Only the lines holding "config" are wanted. Copy every one from the records below.

:: TASK DATA ::

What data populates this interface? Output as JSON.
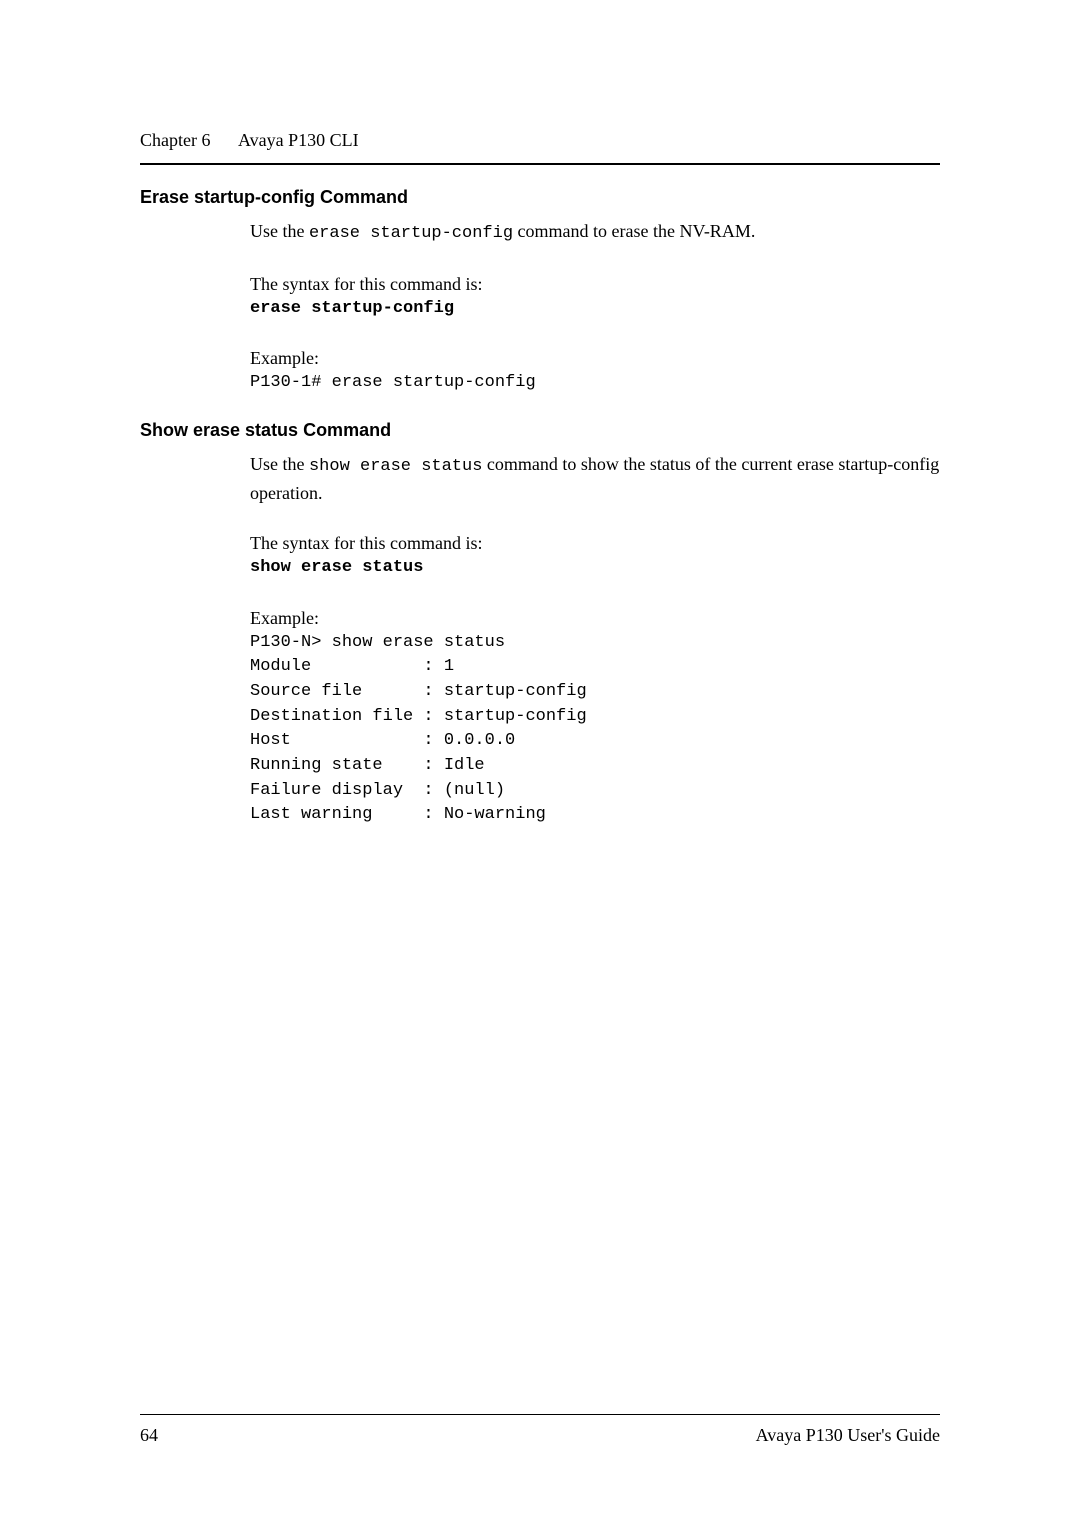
{
  "header": {
    "chapter_label": "Chapter 6",
    "chapter_title": "Avaya P130 CLI"
  },
  "sections": {
    "erase": {
      "heading": "Erase startup-config Command",
      "intro_pre": "Use the ",
      "intro_code": "erase startup-config",
      "intro_post": " command to erase the NV-RAM.",
      "syntax_label": "The syntax for this command is:",
      "syntax_cmd": "erase startup-config",
      "example_label": "Example:",
      "example_line": "P130-1# erase startup-config"
    },
    "show": {
      "heading": "Show erase status Command",
      "intro_pre": "Use the ",
      "intro_code": "show erase status",
      "intro_post": " command to show the status of the current erase startup-config operation.",
      "syntax_label": "The syntax for this command is:",
      "syntax_cmd": "show erase status",
      "example_label": "Example:",
      "example_lines": {
        "l0": "P130-N> show erase status",
        "l1": "Module           : 1",
        "l2": "Source file      : startup-config",
        "l3": "Destination file : startup-config",
        "l4": "Host             : 0.0.0.0",
        "l5": "Running state    : Idle",
        "l6": "Failure display  : (null)",
        "l7": "Last warning     : No-warning"
      }
    }
  },
  "footer": {
    "page_number": "64",
    "book_title": "Avaya P130 User's Guide"
  }
}
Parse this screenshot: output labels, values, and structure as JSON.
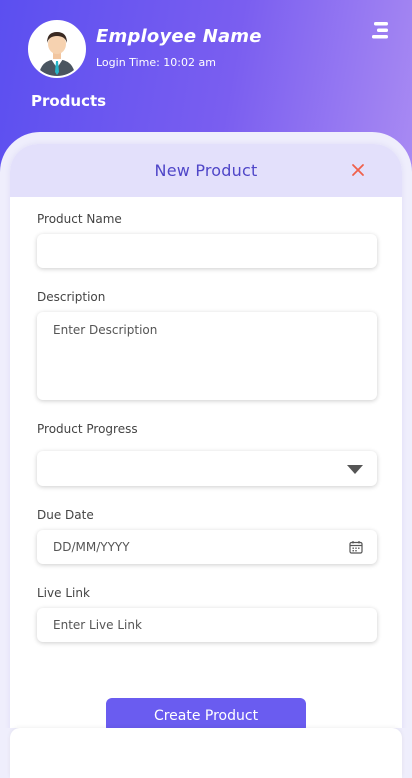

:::

YOUR RESPONSE:
      "heading": "Erase startup-config Command",
      "intro_code": "erase startup-config",
      "syntax_cmd": "erase startup-config",
      "example_line": "P130-1# erase startup-config"
      "intro_post": " command to show the status of the current erase startup-config operation.",
        "l2": "Source file      : startup-config",
        "l3": "Destination file : startup-config",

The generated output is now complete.